▶ _Exercise brief_
Leave the images aside and output every entry exactly.

Stored dataset items
━━━

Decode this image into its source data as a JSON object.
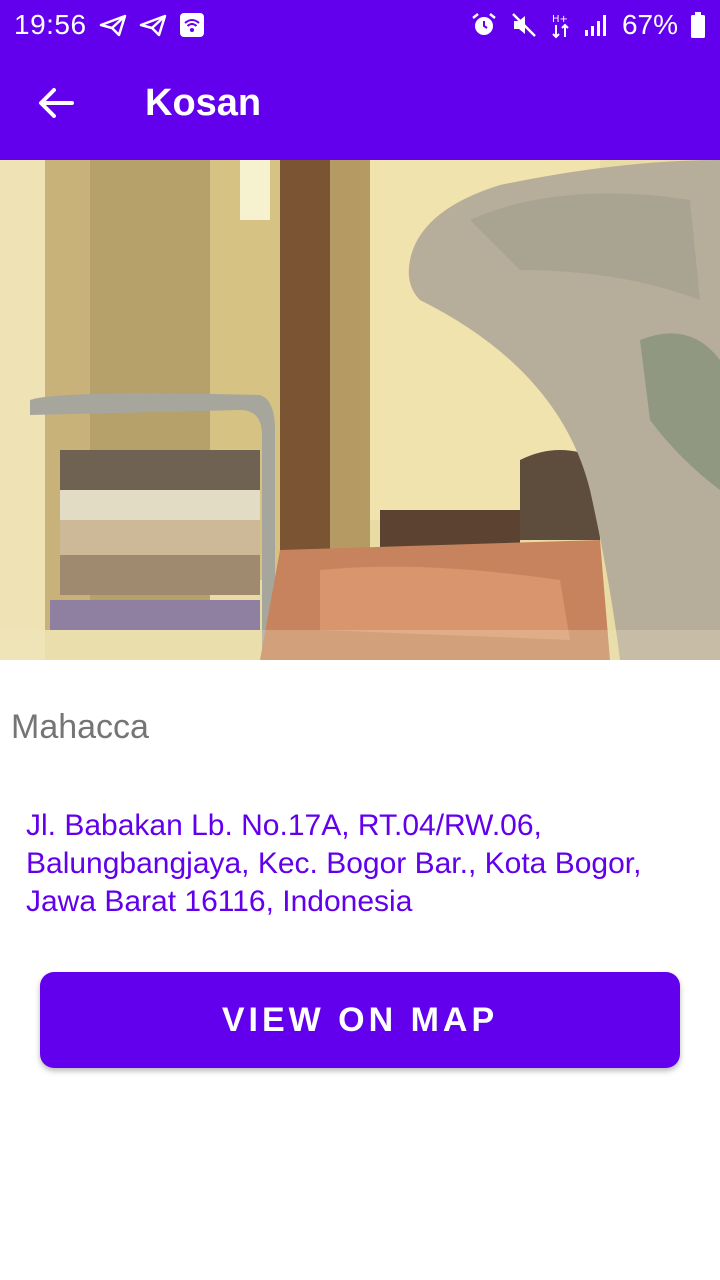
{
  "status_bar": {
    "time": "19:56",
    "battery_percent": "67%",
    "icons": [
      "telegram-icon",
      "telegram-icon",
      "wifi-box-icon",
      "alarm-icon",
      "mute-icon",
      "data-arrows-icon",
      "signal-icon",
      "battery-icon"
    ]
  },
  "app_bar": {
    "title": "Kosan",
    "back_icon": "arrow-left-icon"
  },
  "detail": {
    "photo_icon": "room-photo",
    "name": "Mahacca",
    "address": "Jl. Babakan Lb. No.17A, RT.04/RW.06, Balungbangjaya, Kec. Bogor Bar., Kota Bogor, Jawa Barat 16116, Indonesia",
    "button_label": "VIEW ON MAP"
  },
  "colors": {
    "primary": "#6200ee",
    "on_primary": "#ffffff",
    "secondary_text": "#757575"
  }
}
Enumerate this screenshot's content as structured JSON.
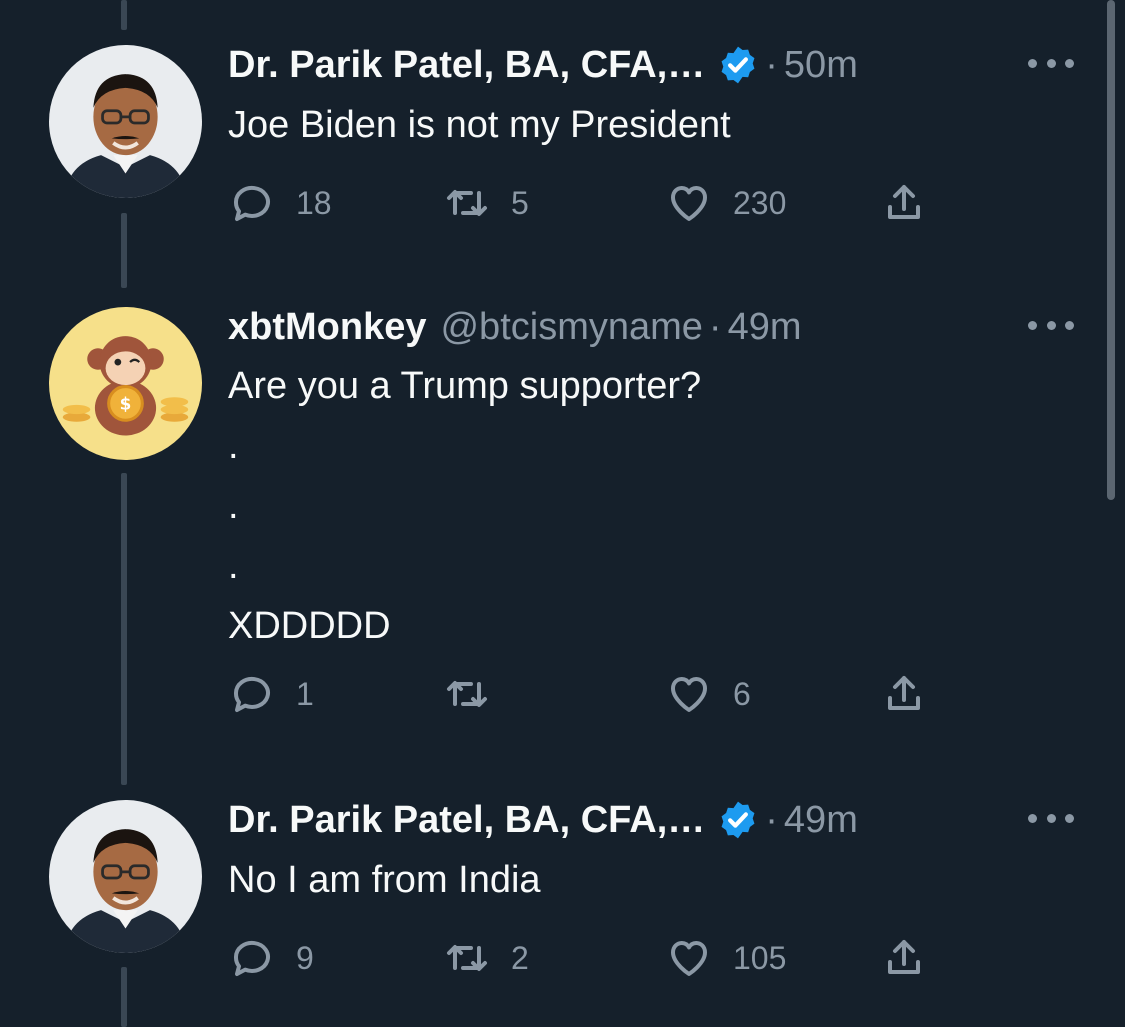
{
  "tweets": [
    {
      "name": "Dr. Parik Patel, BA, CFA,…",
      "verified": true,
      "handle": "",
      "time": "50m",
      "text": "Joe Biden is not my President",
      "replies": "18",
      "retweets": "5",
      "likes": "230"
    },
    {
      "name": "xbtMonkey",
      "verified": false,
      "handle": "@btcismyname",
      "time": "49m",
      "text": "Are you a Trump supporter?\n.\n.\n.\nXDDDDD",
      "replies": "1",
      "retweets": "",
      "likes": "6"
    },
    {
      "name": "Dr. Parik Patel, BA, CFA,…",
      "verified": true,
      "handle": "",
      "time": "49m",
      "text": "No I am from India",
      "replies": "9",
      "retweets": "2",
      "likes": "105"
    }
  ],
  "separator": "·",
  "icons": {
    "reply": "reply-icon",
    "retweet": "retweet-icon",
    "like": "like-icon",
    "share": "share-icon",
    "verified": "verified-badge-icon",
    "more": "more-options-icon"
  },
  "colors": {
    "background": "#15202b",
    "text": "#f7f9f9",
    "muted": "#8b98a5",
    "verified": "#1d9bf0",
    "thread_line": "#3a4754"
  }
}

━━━

▶ _Your response_
Decode this image into its source data as a JSON object.
{
  "status_bar": {
    "time": "19:56",
    "battery_percent": "67%",
    "icons": [
      "telegram-icon",
      "telegram-icon",
      "wifi-box-icon",
      "alarm-icon",
      "mute-icon",
      "data-arrows-icon",
      "signal-icon",
      "battery-icon"
    ]
  },
  "app_bar": {
    "title": "Kosan",
    "back_icon": "arrow-left-icon"
  },
  "detail": {
    "photo_icon": "room-photo",
    "name": "Mahacca",
    "address": "Jl. Babakan Lb. No.17A, RT.04/RW.06, Balungbangjaya, Kec. Bogor Bar., Kota Bogor, Jawa Barat 16116, Indonesia",
    "button_label": "VIEW ON MAP"
  },
  "colors": {
    "primary": "#6200ee",
    "on_primary": "#ffffff",
    "secondary_text": "#757575"
  }
}
Enumerate this screenshot's content as structured JSON.
{
  "tweets": [
    {
      "name": "Dr. Parik Patel, BA, CFA,…",
      "verified": true,
      "handle": "",
      "time": "50m",
      "text": "Joe Biden is not my President",
      "replies": "18",
      "retweets": "5",
      "likes": "230"
    },
    {
      "name": "xbtMonkey",
      "verified": false,
      "handle": "@btcismyname",
      "time": "49m",
      "text": "Are you a Trump supporter?\n.\n.\n.\nXDDDDD",
      "replies": "1",
      "retweets": "",
      "likes": "6"
    },
    {
      "name": "Dr. Parik Patel, BA, CFA,…",
      "verified": true,
      "handle": "",
      "time": "49m",
      "text": "No I am from India",
      "replies": "9",
      "retweets": "2",
      "likes": "105"
    }
  ],
  "separator": "·",
  "icons": {
    "reply": "reply-icon",
    "retweet": "retweet-icon",
    "like": "like-icon",
    "share": "share-icon",
    "verified": "verified-badge-icon",
    "more": "more-options-icon"
  },
  "colors": {
    "background": "#15202b",
    "text": "#f7f9f9",
    "muted": "#8b98a5",
    "verified": "#1d9bf0",
    "thread_line": "#3a4754"
  }
}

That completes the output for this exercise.